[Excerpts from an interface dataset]
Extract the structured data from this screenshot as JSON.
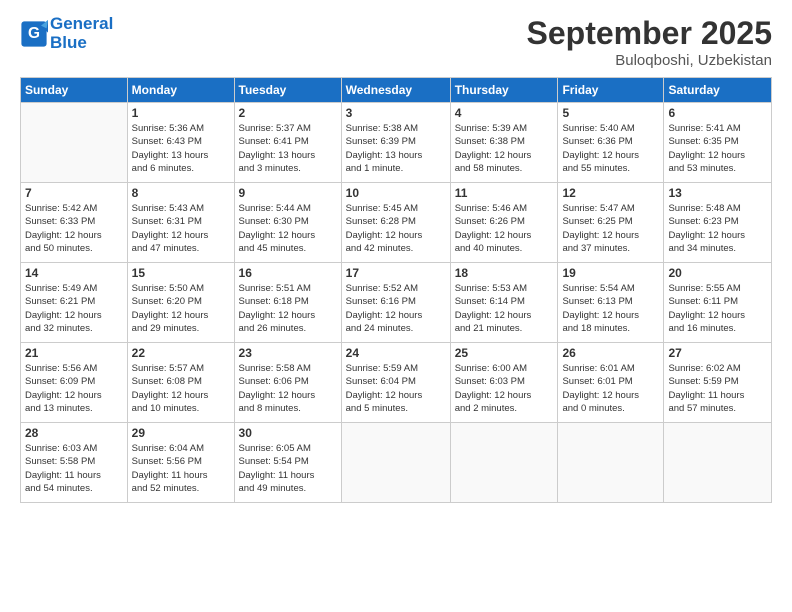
{
  "header": {
    "logo_line1": "General",
    "logo_line2": "Blue",
    "month": "September 2025",
    "location": "Buloqboshi, Uzbekistan"
  },
  "days_of_week": [
    "Sunday",
    "Monday",
    "Tuesday",
    "Wednesday",
    "Thursday",
    "Friday",
    "Saturday"
  ],
  "weeks": [
    [
      {
        "num": "",
        "info": ""
      },
      {
        "num": "1",
        "info": "Sunrise: 5:36 AM\nSunset: 6:43 PM\nDaylight: 13 hours\nand 6 minutes."
      },
      {
        "num": "2",
        "info": "Sunrise: 5:37 AM\nSunset: 6:41 PM\nDaylight: 13 hours\nand 3 minutes."
      },
      {
        "num": "3",
        "info": "Sunrise: 5:38 AM\nSunset: 6:39 PM\nDaylight: 13 hours\nand 1 minute."
      },
      {
        "num": "4",
        "info": "Sunrise: 5:39 AM\nSunset: 6:38 PM\nDaylight: 12 hours\nand 58 minutes."
      },
      {
        "num": "5",
        "info": "Sunrise: 5:40 AM\nSunset: 6:36 PM\nDaylight: 12 hours\nand 55 minutes."
      },
      {
        "num": "6",
        "info": "Sunrise: 5:41 AM\nSunset: 6:35 PM\nDaylight: 12 hours\nand 53 minutes."
      }
    ],
    [
      {
        "num": "7",
        "info": "Sunrise: 5:42 AM\nSunset: 6:33 PM\nDaylight: 12 hours\nand 50 minutes."
      },
      {
        "num": "8",
        "info": "Sunrise: 5:43 AM\nSunset: 6:31 PM\nDaylight: 12 hours\nand 47 minutes."
      },
      {
        "num": "9",
        "info": "Sunrise: 5:44 AM\nSunset: 6:30 PM\nDaylight: 12 hours\nand 45 minutes."
      },
      {
        "num": "10",
        "info": "Sunrise: 5:45 AM\nSunset: 6:28 PM\nDaylight: 12 hours\nand 42 minutes."
      },
      {
        "num": "11",
        "info": "Sunrise: 5:46 AM\nSunset: 6:26 PM\nDaylight: 12 hours\nand 40 minutes."
      },
      {
        "num": "12",
        "info": "Sunrise: 5:47 AM\nSunset: 6:25 PM\nDaylight: 12 hours\nand 37 minutes."
      },
      {
        "num": "13",
        "info": "Sunrise: 5:48 AM\nSunset: 6:23 PM\nDaylight: 12 hours\nand 34 minutes."
      }
    ],
    [
      {
        "num": "14",
        "info": "Sunrise: 5:49 AM\nSunset: 6:21 PM\nDaylight: 12 hours\nand 32 minutes."
      },
      {
        "num": "15",
        "info": "Sunrise: 5:50 AM\nSunset: 6:20 PM\nDaylight: 12 hours\nand 29 minutes."
      },
      {
        "num": "16",
        "info": "Sunrise: 5:51 AM\nSunset: 6:18 PM\nDaylight: 12 hours\nand 26 minutes."
      },
      {
        "num": "17",
        "info": "Sunrise: 5:52 AM\nSunset: 6:16 PM\nDaylight: 12 hours\nand 24 minutes."
      },
      {
        "num": "18",
        "info": "Sunrise: 5:53 AM\nSunset: 6:14 PM\nDaylight: 12 hours\nand 21 minutes."
      },
      {
        "num": "19",
        "info": "Sunrise: 5:54 AM\nSunset: 6:13 PM\nDaylight: 12 hours\nand 18 minutes."
      },
      {
        "num": "20",
        "info": "Sunrise: 5:55 AM\nSunset: 6:11 PM\nDaylight: 12 hours\nand 16 minutes."
      }
    ],
    [
      {
        "num": "21",
        "info": "Sunrise: 5:56 AM\nSunset: 6:09 PM\nDaylight: 12 hours\nand 13 minutes."
      },
      {
        "num": "22",
        "info": "Sunrise: 5:57 AM\nSunset: 6:08 PM\nDaylight: 12 hours\nand 10 minutes."
      },
      {
        "num": "23",
        "info": "Sunrise: 5:58 AM\nSunset: 6:06 PM\nDaylight: 12 hours\nand 8 minutes."
      },
      {
        "num": "24",
        "info": "Sunrise: 5:59 AM\nSunset: 6:04 PM\nDaylight: 12 hours\nand 5 minutes."
      },
      {
        "num": "25",
        "info": "Sunrise: 6:00 AM\nSunset: 6:03 PM\nDaylight: 12 hours\nand 2 minutes."
      },
      {
        "num": "26",
        "info": "Sunrise: 6:01 AM\nSunset: 6:01 PM\nDaylight: 12 hours\nand 0 minutes."
      },
      {
        "num": "27",
        "info": "Sunrise: 6:02 AM\nSunset: 5:59 PM\nDaylight: 11 hours\nand 57 minutes."
      }
    ],
    [
      {
        "num": "28",
        "info": "Sunrise: 6:03 AM\nSunset: 5:58 PM\nDaylight: 11 hours\nand 54 minutes."
      },
      {
        "num": "29",
        "info": "Sunrise: 6:04 AM\nSunset: 5:56 PM\nDaylight: 11 hours\nand 52 minutes."
      },
      {
        "num": "30",
        "info": "Sunrise: 6:05 AM\nSunset: 5:54 PM\nDaylight: 11 hours\nand 49 minutes."
      },
      {
        "num": "",
        "info": ""
      },
      {
        "num": "",
        "info": ""
      },
      {
        "num": "",
        "info": ""
      },
      {
        "num": "",
        "info": ""
      }
    ]
  ]
}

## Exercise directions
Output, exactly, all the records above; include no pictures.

## Solution to this exercise
Extract the structured data from this screenshot as JSON.
{
  "header": {
    "logo_line1": "General",
    "logo_line2": "Blue",
    "month": "September 2025",
    "location": "Buloqboshi, Uzbekistan"
  },
  "days_of_week": [
    "Sunday",
    "Monday",
    "Tuesday",
    "Wednesday",
    "Thursday",
    "Friday",
    "Saturday"
  ],
  "weeks": [
    [
      {
        "num": "",
        "info": ""
      },
      {
        "num": "1",
        "info": "Sunrise: 5:36 AM\nSunset: 6:43 PM\nDaylight: 13 hours\nand 6 minutes."
      },
      {
        "num": "2",
        "info": "Sunrise: 5:37 AM\nSunset: 6:41 PM\nDaylight: 13 hours\nand 3 minutes."
      },
      {
        "num": "3",
        "info": "Sunrise: 5:38 AM\nSunset: 6:39 PM\nDaylight: 13 hours\nand 1 minute."
      },
      {
        "num": "4",
        "info": "Sunrise: 5:39 AM\nSunset: 6:38 PM\nDaylight: 12 hours\nand 58 minutes."
      },
      {
        "num": "5",
        "info": "Sunrise: 5:40 AM\nSunset: 6:36 PM\nDaylight: 12 hours\nand 55 minutes."
      },
      {
        "num": "6",
        "info": "Sunrise: 5:41 AM\nSunset: 6:35 PM\nDaylight: 12 hours\nand 53 minutes."
      }
    ],
    [
      {
        "num": "7",
        "info": "Sunrise: 5:42 AM\nSunset: 6:33 PM\nDaylight: 12 hours\nand 50 minutes."
      },
      {
        "num": "8",
        "info": "Sunrise: 5:43 AM\nSunset: 6:31 PM\nDaylight: 12 hours\nand 47 minutes."
      },
      {
        "num": "9",
        "info": "Sunrise: 5:44 AM\nSunset: 6:30 PM\nDaylight: 12 hours\nand 45 minutes."
      },
      {
        "num": "10",
        "info": "Sunrise: 5:45 AM\nSunset: 6:28 PM\nDaylight: 12 hours\nand 42 minutes."
      },
      {
        "num": "11",
        "info": "Sunrise: 5:46 AM\nSunset: 6:26 PM\nDaylight: 12 hours\nand 40 minutes."
      },
      {
        "num": "12",
        "info": "Sunrise: 5:47 AM\nSunset: 6:25 PM\nDaylight: 12 hours\nand 37 minutes."
      },
      {
        "num": "13",
        "info": "Sunrise: 5:48 AM\nSunset: 6:23 PM\nDaylight: 12 hours\nand 34 minutes."
      }
    ],
    [
      {
        "num": "14",
        "info": "Sunrise: 5:49 AM\nSunset: 6:21 PM\nDaylight: 12 hours\nand 32 minutes."
      },
      {
        "num": "15",
        "info": "Sunrise: 5:50 AM\nSunset: 6:20 PM\nDaylight: 12 hours\nand 29 minutes."
      },
      {
        "num": "16",
        "info": "Sunrise: 5:51 AM\nSunset: 6:18 PM\nDaylight: 12 hours\nand 26 minutes."
      },
      {
        "num": "17",
        "info": "Sunrise: 5:52 AM\nSunset: 6:16 PM\nDaylight: 12 hours\nand 24 minutes."
      },
      {
        "num": "18",
        "info": "Sunrise: 5:53 AM\nSunset: 6:14 PM\nDaylight: 12 hours\nand 21 minutes."
      },
      {
        "num": "19",
        "info": "Sunrise: 5:54 AM\nSunset: 6:13 PM\nDaylight: 12 hours\nand 18 minutes."
      },
      {
        "num": "20",
        "info": "Sunrise: 5:55 AM\nSunset: 6:11 PM\nDaylight: 12 hours\nand 16 minutes."
      }
    ],
    [
      {
        "num": "21",
        "info": "Sunrise: 5:56 AM\nSunset: 6:09 PM\nDaylight: 12 hours\nand 13 minutes."
      },
      {
        "num": "22",
        "info": "Sunrise: 5:57 AM\nSunset: 6:08 PM\nDaylight: 12 hours\nand 10 minutes."
      },
      {
        "num": "23",
        "info": "Sunrise: 5:58 AM\nSunset: 6:06 PM\nDaylight: 12 hours\nand 8 minutes."
      },
      {
        "num": "24",
        "info": "Sunrise: 5:59 AM\nSunset: 6:04 PM\nDaylight: 12 hours\nand 5 minutes."
      },
      {
        "num": "25",
        "info": "Sunrise: 6:00 AM\nSunset: 6:03 PM\nDaylight: 12 hours\nand 2 minutes."
      },
      {
        "num": "26",
        "info": "Sunrise: 6:01 AM\nSunset: 6:01 PM\nDaylight: 12 hours\nand 0 minutes."
      },
      {
        "num": "27",
        "info": "Sunrise: 6:02 AM\nSunset: 5:59 PM\nDaylight: 11 hours\nand 57 minutes."
      }
    ],
    [
      {
        "num": "28",
        "info": "Sunrise: 6:03 AM\nSunset: 5:58 PM\nDaylight: 11 hours\nand 54 minutes."
      },
      {
        "num": "29",
        "info": "Sunrise: 6:04 AM\nSunset: 5:56 PM\nDaylight: 11 hours\nand 52 minutes."
      },
      {
        "num": "30",
        "info": "Sunrise: 6:05 AM\nSunset: 5:54 PM\nDaylight: 11 hours\nand 49 minutes."
      },
      {
        "num": "",
        "info": ""
      },
      {
        "num": "",
        "info": ""
      },
      {
        "num": "",
        "info": ""
      },
      {
        "num": "",
        "info": ""
      }
    ]
  ]
}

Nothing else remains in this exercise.